Summer + Diabetes

OoooOoooo it’s getting HOT in here. By here I mean the San Francisco Bay Area, which means that by HOT I mean a solid 75 degrees (at most). I’m blessed with the weather of the SF Bay but that does not mean when I spend all day under the sun, my Blood Glucose (BG) levels aren’t affected. You might find yourself in the heat a lot this summer with outdoor BBQ’s, beach picnics (my personal fave) or vacations to tropical areas! Here are some tips to enjoying the HEAT with Type 1 Diabetes.



Dehydration can lead to high blood sugars, not necessarily meaning shooting straight up to 300mg/dL because you forgot to drink water with lunch but more so that sugars are less likely to budge. I find myself stuck at say 170mg/dL after trying a unit every couple hours but because of perspiration from the heat and a busy day where drinking water has slipped my mind. As Type 1 Diabetics, we lose water when experiencing high blood sugars leading us to be more susceptible to dehydration!

TIP: Have you seen those fun “hydration” tablets in the aisles of your grocery store? They’re usually by the water aisle or at Whole Foods - near the supplement section! I like the NUUN tablets, they are about 2g of carbs and give you electrolytes and make hydrating fun (or should I say, FUUN?) - when sweating in the summer heat, we lose a lot of electrolytes. Electrolytes are necessary for using our muscles and expensing energy so when we lose them via sweat and don’t replenish, the results can be fatigue, cramps, respiratory problems as well as how our body synthesizes glycogen for energy!

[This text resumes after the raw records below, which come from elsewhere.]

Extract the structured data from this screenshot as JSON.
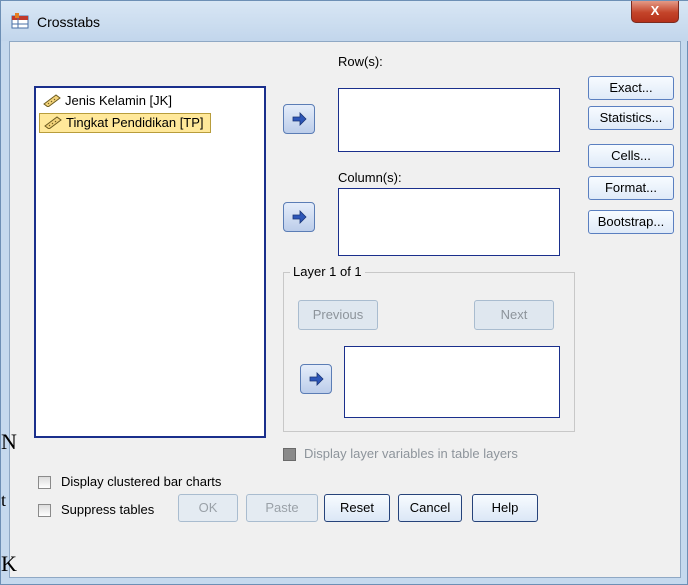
{
  "window": {
    "title": "Crosstabs",
    "close_label": "X"
  },
  "source_list": {
    "items": [
      {
        "label": "Jenis Kelamin [JK]",
        "selected": false
      },
      {
        "label": "Tingkat Pendidikan [TP]",
        "selected": true
      }
    ]
  },
  "rows": {
    "label": "Row(s):"
  },
  "columns": {
    "label": "Column(s):"
  },
  "layer": {
    "title": "Layer 1 of 1",
    "previous_label": "Previous",
    "next_label": "Next"
  },
  "side_buttons": {
    "exact": "Exact...",
    "statistics": "Statistics...",
    "cells": "Cells...",
    "format": "Format...",
    "bootstrap": "Bootstrap..."
  },
  "options": {
    "display_layer": {
      "label": "Display layer variables in table layers",
      "checked": false,
      "enabled": false
    },
    "clustered_bar": {
      "label": "Display clustered bar charts",
      "checked": false
    },
    "suppress_tables": {
      "label": "Suppress tables",
      "checked": false
    }
  },
  "bottom_buttons": {
    "ok": "OK",
    "paste": "Paste",
    "reset": "Reset",
    "cancel": "Cancel",
    "help": "Help"
  },
  "background_text": {
    "line1": "N",
    "line2": "t",
    "line3": "K"
  },
  "colors": {
    "selection": "#ffe89a",
    "list_border": "#1a2f8c",
    "titlebar": "#c5d9ee",
    "close": "#c4442a"
  },
  "icons": {
    "title": "crosstabs-table-icon",
    "variable": "scale-ruler-icon",
    "move": "right-arrow-icon"
  }
}
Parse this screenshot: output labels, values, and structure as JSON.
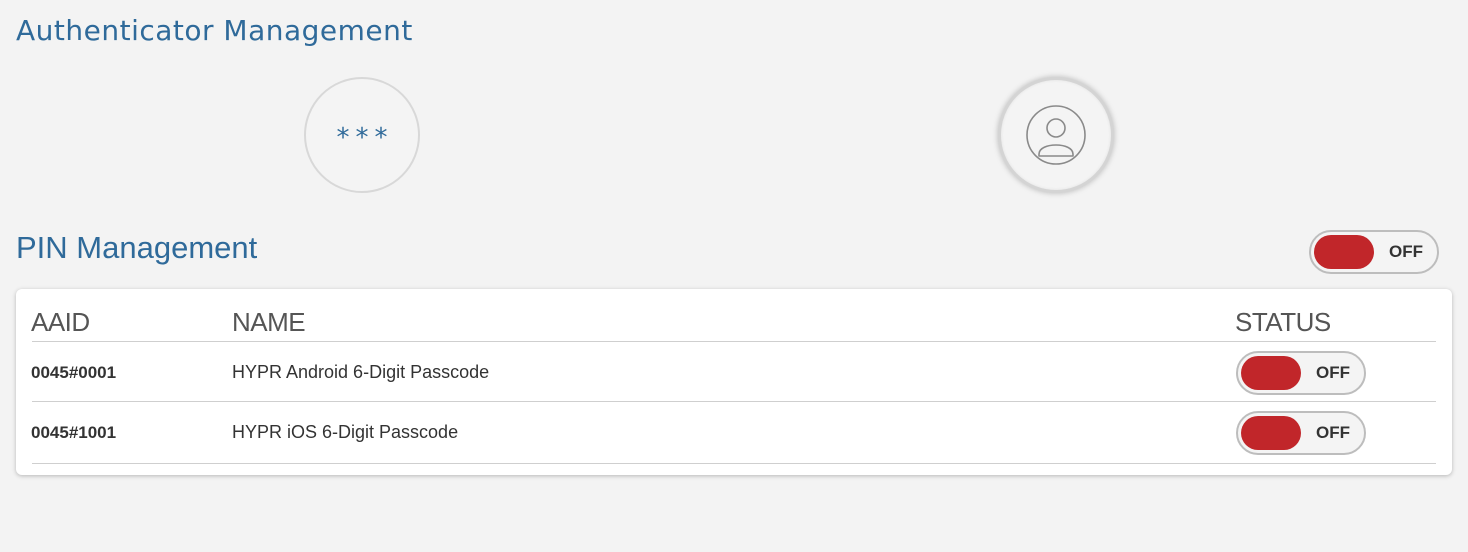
{
  "page_title": "Authenticator Management",
  "authenticators": [
    {
      "icon": "pin-asterisks-icon",
      "glyph": "***"
    },
    {
      "icon": "user-profile-icon"
    }
  ],
  "pin_section": {
    "title": "PIN Management",
    "toggle_state": "OFF"
  },
  "table": {
    "headers": {
      "aaid": "AAID",
      "name": "NAME",
      "status": "STATUS"
    },
    "rows": [
      {
        "aaid": "0045#0001",
        "name": "HYPR Android 6-Digit Passcode",
        "status": "OFF"
      },
      {
        "aaid": "0045#1001",
        "name": "HYPR iOS 6-Digit Passcode",
        "status": "OFF"
      }
    ]
  },
  "colors": {
    "accent": "#2f6a9a",
    "toggle_off": "#c1262a",
    "background": "#f3f3f3"
  }
}
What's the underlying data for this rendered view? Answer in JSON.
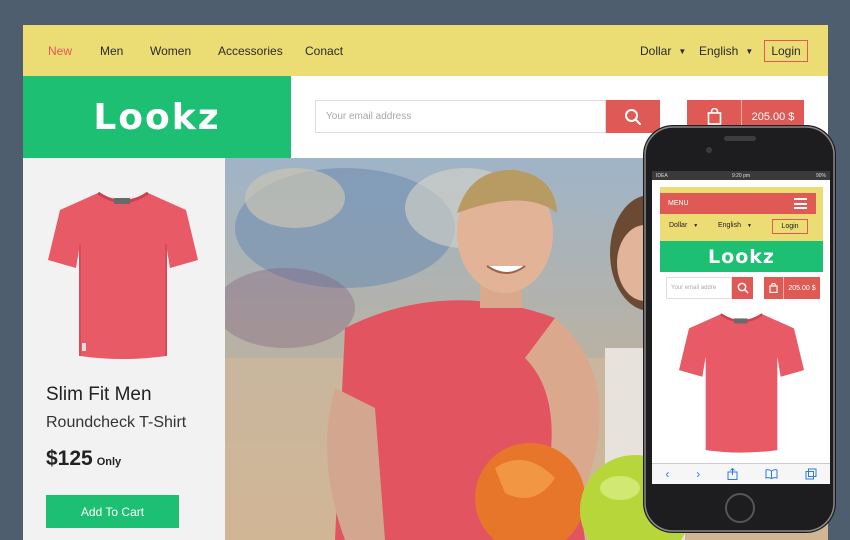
{
  "nav": {
    "items": [
      "New",
      "Men",
      "Women",
      "Accessories",
      "Conact"
    ],
    "active_index": 0,
    "currency": "Dollar",
    "language": "English",
    "login": "Login"
  },
  "brand": {
    "logo": "Lookz"
  },
  "search": {
    "placeholder": "Your email address",
    "icon": "search-icon"
  },
  "cart": {
    "amount": "205.00 $",
    "icon": "shopping-bag-icon"
  },
  "product": {
    "title": "Slim Fit Men",
    "subtitle": "Roundcheck T-Shirt",
    "price": "$125",
    "price_note": "Only",
    "cta": "Add To Cart",
    "shirt_color": "#e85a66"
  },
  "mobile": {
    "status_carrier": "IDEA",
    "status_time": "9:20 pm",
    "status_battery": "90%",
    "menu": "MENU",
    "currency": "Dollar",
    "language": "English",
    "login": "Login",
    "logo": "Lookz",
    "search_placeholder": "Your email addre",
    "cart_amount": "205.00 $"
  },
  "colors": {
    "nav_bg": "#ecdc74",
    "accent_red": "#e05a55",
    "brand_green": "#1dbf73",
    "page_bg": "#4f5e6e"
  }
}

Although those with Type 1 Diabetes are more likely to experience stubborn sugars while in the heat- we’re also likely to see our BG levels plummet in the same conditions. We should know by now that we can’t really win, right? Well here’s how this part works. When in the summer sun and exerting energy- something as simple as walking will do, then our blood vessels expand allowing the insulin to flow through our bodies and process the sugar in our system faster. The extreme heat pretty much melts away my appetite but staying full, keeping snacks on hand can help curve the likelihood of a low blood sugar hitting you!

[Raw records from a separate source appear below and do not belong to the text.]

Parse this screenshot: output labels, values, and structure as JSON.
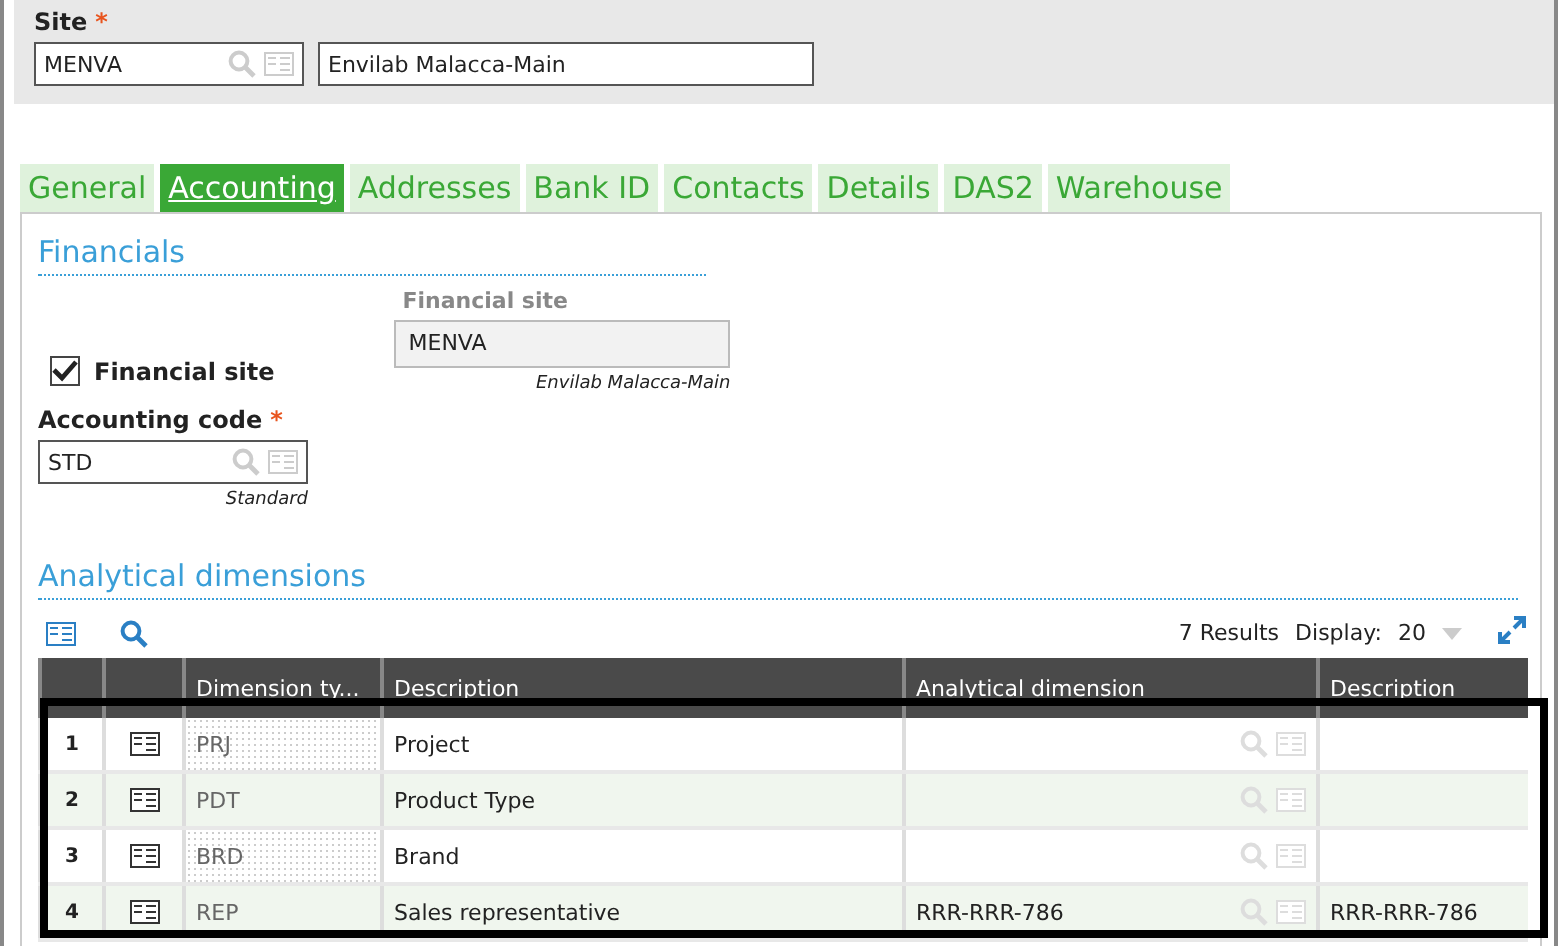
{
  "site": {
    "label": "Site",
    "required_mark": "*",
    "code": "MENVA",
    "name": "Envilab Malacca-Main"
  },
  "tabs": [
    {
      "label": "General",
      "selected": false
    },
    {
      "label": "Accounting",
      "selected": true
    },
    {
      "label": "Addresses",
      "selected": false
    },
    {
      "label": "Bank ID",
      "selected": false
    },
    {
      "label": "Contacts",
      "selected": false
    },
    {
      "label": "Details",
      "selected": false
    },
    {
      "label": "DAS2",
      "selected": false
    },
    {
      "label": "Warehouse",
      "selected": false
    }
  ],
  "financials": {
    "title": "Financials",
    "financial_site_check": {
      "label": "Financial site",
      "checked": true
    },
    "financial_site": {
      "label": "Financial site",
      "value": "MENVA",
      "caption": "Envilab Malacca-Main"
    },
    "accounting_code": {
      "label": "Accounting code",
      "required_mark": "*",
      "value": "STD",
      "caption": "Standard"
    }
  },
  "analytical": {
    "title": "Analytical dimensions",
    "results": "7 Results",
    "display_label": "Display:",
    "display_value": "20",
    "columns": [
      "Dimension ty...",
      "Description",
      "Analytical dimension",
      "Description"
    ],
    "rows": [
      {
        "index": "1",
        "type": "PRJ",
        "description": "Project"
      },
      {
        "index": "2",
        "type": "PDT",
        "description": "Product Type"
      },
      {
        "index": "3",
        "type": "BRD",
        "description": "Brand"
      },
      {
        "index": "4",
        "type": "REP",
        "description": "Sales representative",
        "dimension": "RRR-RRR-786",
        "dimension_description": "RRR-RRR-786"
      }
    ]
  }
}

TIP: Having foods with equal parts fat/protein/carbs can prepare your sugars for the heat. I love a good ole apple with almond butter. An apple the size of you fist is around 25g carbs and then adding in some protein/healthy fats can sustain your sugars throughout the summer sun!


If swimming is on the agenda this summer, you might be disconnecting your insulin pump quite frequently. I wouldn’t (more so that I couldn’t) spend more than a half hour in the water without starting to feel lethargic from being disconnected from my insulin supply. This might be a great time to explore the idea of a “Pumpcation” - read about why I went on one a month ago here. By being on MDI (Multiple Daily Injections) I have a lot more freedom without worrying if my pump is overheating while it’s pushed up against my body during workouts, hiking etc. and not worrying about how long I’m in the water.

Please please talk to your doctor before disconnecting from the pump for the summer to make sure there aren’t any adjustments needed before this transition!


Insulin’s ideal temperature is 36 F - 46 F (2.2 C - 7.7 C). Once exposed to higher temperatures the insulin is still effective but eventually (and I mean a long exposure time to temps above 80 F), begins to break down it’s composition. This broken down insulin will not harm you like a poison, but will harm you in that it won’t take care of the BG levels - and could possibly result in the production of ketones.

Test strips are also susceptible to the heat! Who would’ve thunk? Inaccurate results are common once test strips have been exposed to excessive heat or humidity! Open the test strips, grab the strip you need and shut that baby right away!

TIP: Making sure your supplies stay out of direct sunlight (no, not under the seat of a car in the sun) is key to making sure your insulin stays at the optimal effectiveness. There are a few brands of insulin cooling cases that keep your vials at an ideal temperature during short trips, hikes, beach days like this reusable one from Frio. There is also an insulin thermometer called Med Angel ONE that you leave in the same case as your insulin and will notify you (via bluetooth connection to your phone) when the temperatures are becoming too extreme and dangerous for your insulin vials.

All products mentioned are linked to where you can find them on the interwebs, just click on the product and get prepped for Summer!

Have a fantastic summer, friends! Travel, hike, be active! These are all so intimidating with Type 1 Diabetes; worrying about low blood sugars and supplies but everything is feasible with T1D. A few extra steps have to be taken, and a few more seconds of thought put into things but this disease doesn't have to halt our FUN.